Web page and app entries:
====
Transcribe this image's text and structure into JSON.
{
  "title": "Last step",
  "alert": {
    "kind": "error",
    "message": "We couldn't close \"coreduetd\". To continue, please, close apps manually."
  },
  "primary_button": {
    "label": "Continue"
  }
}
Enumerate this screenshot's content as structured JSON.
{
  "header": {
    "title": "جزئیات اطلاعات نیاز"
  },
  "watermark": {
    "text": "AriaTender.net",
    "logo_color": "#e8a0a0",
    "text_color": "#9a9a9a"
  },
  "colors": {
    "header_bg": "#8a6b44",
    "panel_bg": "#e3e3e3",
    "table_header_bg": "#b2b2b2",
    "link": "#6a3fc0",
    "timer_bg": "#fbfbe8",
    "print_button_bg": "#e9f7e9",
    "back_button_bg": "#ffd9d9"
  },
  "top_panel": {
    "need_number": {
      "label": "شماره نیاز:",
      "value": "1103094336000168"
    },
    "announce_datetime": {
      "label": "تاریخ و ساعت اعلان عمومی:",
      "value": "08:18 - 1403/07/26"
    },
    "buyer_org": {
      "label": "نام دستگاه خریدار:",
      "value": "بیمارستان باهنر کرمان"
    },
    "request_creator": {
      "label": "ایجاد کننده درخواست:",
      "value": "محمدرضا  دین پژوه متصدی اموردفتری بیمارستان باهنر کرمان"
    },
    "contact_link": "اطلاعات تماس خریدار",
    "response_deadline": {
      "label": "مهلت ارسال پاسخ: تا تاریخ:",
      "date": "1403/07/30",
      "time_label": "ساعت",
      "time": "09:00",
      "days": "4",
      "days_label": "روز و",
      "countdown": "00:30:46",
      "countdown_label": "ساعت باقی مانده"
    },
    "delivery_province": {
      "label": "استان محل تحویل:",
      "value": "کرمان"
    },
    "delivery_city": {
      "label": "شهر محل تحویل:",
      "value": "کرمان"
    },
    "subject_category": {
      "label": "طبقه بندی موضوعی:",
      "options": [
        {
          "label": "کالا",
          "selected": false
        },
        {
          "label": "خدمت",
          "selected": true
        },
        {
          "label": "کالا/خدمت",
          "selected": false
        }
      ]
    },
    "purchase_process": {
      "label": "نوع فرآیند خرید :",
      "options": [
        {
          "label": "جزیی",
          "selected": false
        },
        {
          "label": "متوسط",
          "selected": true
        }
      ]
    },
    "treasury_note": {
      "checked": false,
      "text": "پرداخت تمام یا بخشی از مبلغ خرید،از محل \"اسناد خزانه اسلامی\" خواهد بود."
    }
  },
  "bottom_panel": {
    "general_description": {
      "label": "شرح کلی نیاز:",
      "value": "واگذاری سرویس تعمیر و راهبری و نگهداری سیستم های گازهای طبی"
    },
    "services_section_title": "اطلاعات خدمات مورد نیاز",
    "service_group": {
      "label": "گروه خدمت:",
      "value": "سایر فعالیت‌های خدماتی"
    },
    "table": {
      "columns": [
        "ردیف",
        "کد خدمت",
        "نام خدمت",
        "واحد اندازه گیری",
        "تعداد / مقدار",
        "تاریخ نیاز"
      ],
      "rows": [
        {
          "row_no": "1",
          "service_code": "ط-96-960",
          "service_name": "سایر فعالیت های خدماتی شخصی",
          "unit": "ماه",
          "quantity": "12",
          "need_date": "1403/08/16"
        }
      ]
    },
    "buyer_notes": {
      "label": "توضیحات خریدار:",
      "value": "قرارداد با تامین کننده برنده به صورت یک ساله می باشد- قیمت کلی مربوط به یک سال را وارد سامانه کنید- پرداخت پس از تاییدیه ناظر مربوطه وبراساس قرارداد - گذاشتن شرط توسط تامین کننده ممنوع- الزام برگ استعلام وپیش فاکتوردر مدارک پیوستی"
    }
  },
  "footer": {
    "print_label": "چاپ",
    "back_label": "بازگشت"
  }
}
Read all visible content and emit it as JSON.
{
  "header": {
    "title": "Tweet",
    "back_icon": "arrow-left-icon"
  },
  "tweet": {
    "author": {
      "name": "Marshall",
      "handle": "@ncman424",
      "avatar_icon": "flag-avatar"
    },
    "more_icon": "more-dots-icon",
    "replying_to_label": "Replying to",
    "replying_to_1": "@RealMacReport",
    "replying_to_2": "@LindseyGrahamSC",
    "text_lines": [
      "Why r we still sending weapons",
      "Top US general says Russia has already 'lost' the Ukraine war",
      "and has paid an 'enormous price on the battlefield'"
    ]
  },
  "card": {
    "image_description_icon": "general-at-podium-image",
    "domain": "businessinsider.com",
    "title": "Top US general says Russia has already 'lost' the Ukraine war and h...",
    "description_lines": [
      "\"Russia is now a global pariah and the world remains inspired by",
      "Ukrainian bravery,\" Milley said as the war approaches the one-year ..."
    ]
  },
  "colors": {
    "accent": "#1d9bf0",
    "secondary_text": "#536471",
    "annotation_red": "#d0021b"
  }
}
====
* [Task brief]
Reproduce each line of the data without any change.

* [Response to the exercise]
Transcribe this image's text and structure into JSON.
{
  "title": "Last step",
  "alert": {
    "kind": "error",
    "message": "We couldn't close \"coreduetd\". To continue, please, close apps manually."
  },
  "primary_button": {
    "label": "Continue"
  }
}
Enumerate this screenshot's content as structured JSON.
{
  "header": {
    "title": "جزئیات اطلاعات نیاز"
  },
  "watermark": {
    "text": "AriaTender.net",
    "logo_color": "#e8a0a0",
    "text_color": "#9a9a9a"
  },
  "colors": {
    "header_bg": "#8a6b44",
    "panel_bg": "#e3e3e3",
    "table_header_bg": "#b2b2b2",
    "link": "#6a3fc0",
    "timer_bg": "#fbfbe8",
    "print_button_bg": "#e9f7e9",
    "back_button_bg": "#ffd9d9"
  },
  "top_panel": {
    "need_number": {
      "label": "شماره نیاز:",
      "value": "1103094336000168"
    },
    "announce_datetime": {
      "label": "تاریخ و ساعت اعلان عمومی:",
      "value": "08:18 - 1403/07/26"
    },
    "buyer_org": {
      "label": "نام دستگاه خریدار:",
      "value": "بیمارستان باهنر کرمان"
    },
    "request_creator": {
      "label": "ایجاد کننده درخواست:",
      "value": "محمدرضا  دین پژوه متصدی اموردفتری بیمارستان باهنر کرمان"
    },
    "contact_link": "اطلاعات تماس خریدار",
    "response_deadline": {
      "label": "مهلت ارسال پاسخ: تا تاریخ:",
      "date": "1403/07/30",
      "time_label": "ساعت",
      "time": "09:00",
      "days": "4",
      "days_label": "روز و",
      "countdown": "00:30:46",
      "countdown_label": "ساعت باقی مانده"
    },
    "delivery_province": {
      "label": "استان محل تحویل:",
      "value": "کرمان"
    },
    "delivery_city": {
      "label": "شهر محل تحویل:",
      "value": "کرمان"
    },
    "subject_category": {
      "label": "طبقه بندی موضوعی:",
      "options": [
        {
          "label": "کالا",
          "selected": false
        },
        {
          "label": "خدمت",
          "selected": true
        },
        {
          "label": "کالا/خدمت",
          "selected": false
        }
      ]
    },
    "purchase_process": {
      "label": "نوع فرآیند خرید :",
      "options": [
        {
          "label": "جزیی",
          "selected": false
        },
        {
          "label": "متوسط",
          "selected": true
        }
      ]
    },
    "treasury_note": {
      "checked": false,
      "text": "پرداخت تمام یا بخشی از مبلغ خرید،از محل \"اسناد خزانه اسلامی\" خواهد بود."
    }
  },
  "bottom_panel": {
    "general_description": {
      "label": "شرح کلی نیاز:",
      "value": "واگذاری سرویس تعمیر و راهبری و نگهداری سیستم های گازهای طبی"
    },
    "services_section_title": "اطلاعات خدمات مورد نیاز",
    "service_group": {
      "label": "گروه خدمت:",
      "value": "سایر فعالیت‌های خدماتی"
    },
    "table": {
      "columns": [
        "ردیف",
        "کد خدمت",
        "نام خدمت",
        "واحد اندازه گیری",
        "تعداد / مقدار",
        "تاریخ نیاز"
      ],
      "rows": [
        {
          "row_no": "1",
          "service_code": "ط-96-960",
          "service_name": "سایر فعالیت های خدماتی شخصی",
          "unit": "ماه",
          "quantity": "12",
          "need_date": "1403/08/16"
        }
      ]
    },
    "buyer_notes": {
      "label": "توضیحات خریدار:",
      "value": "قرارداد با تامین کننده برنده به صورت یک ساله می باشد- قیمت کلی مربوط به یک سال را وارد سامانه کنید- پرداخت پس از تاییدیه ناظر مربوطه وبراساس قرارداد - گذاشتن شرط توسط تامین کننده ممنوع- الزام برگ استعلام وپیش فاکتوردر مدارک پیوستی"
    }
  },
  "footer": {
    "print_label": "چاپ",
    "back_label": "بازگشت"
  }
}
Read all visible content and emit it as JSON.
{
  "header": {
    "title": "Tweet",
    "back_icon": "arrow-left-icon"
  },
  "tweet": {
    "author": {
      "name": "Marshall",
      "handle": "@ncman424",
      "avatar_icon": "flag-avatar"
    },
    "more_icon": "more-dots-icon",
    "replying_to_label": "Replying to",
    "replying_to_1": "@RealMacReport",
    "replying_to_2": "@LindseyGrahamSC",
    "text_lines": [
      "Why r we still sending weapons",
      "Top US general says Russia has already 'lost' the Ukraine war",
      "and has paid an 'enormous price on the battlefield'"
    ]
  },
  "card": {
    "image_description_icon": "general-at-podium-image",
    "domain": "businessinsider.com",
    "title": "Top US general says Russia has already 'lost' the Ukraine war and h...",
    "description_lines": [
      "\"Russia is now a global pariah and the world remains inspired by",
      "Ukrainian bravery,\" Milley said as the war approaches the one-year ..."
    ]
  },
  "colors": {
    "accent": "#1d9bf0",
    "secondary_text": "#536471",
    "annotation_red": "#d0021b"
  }
}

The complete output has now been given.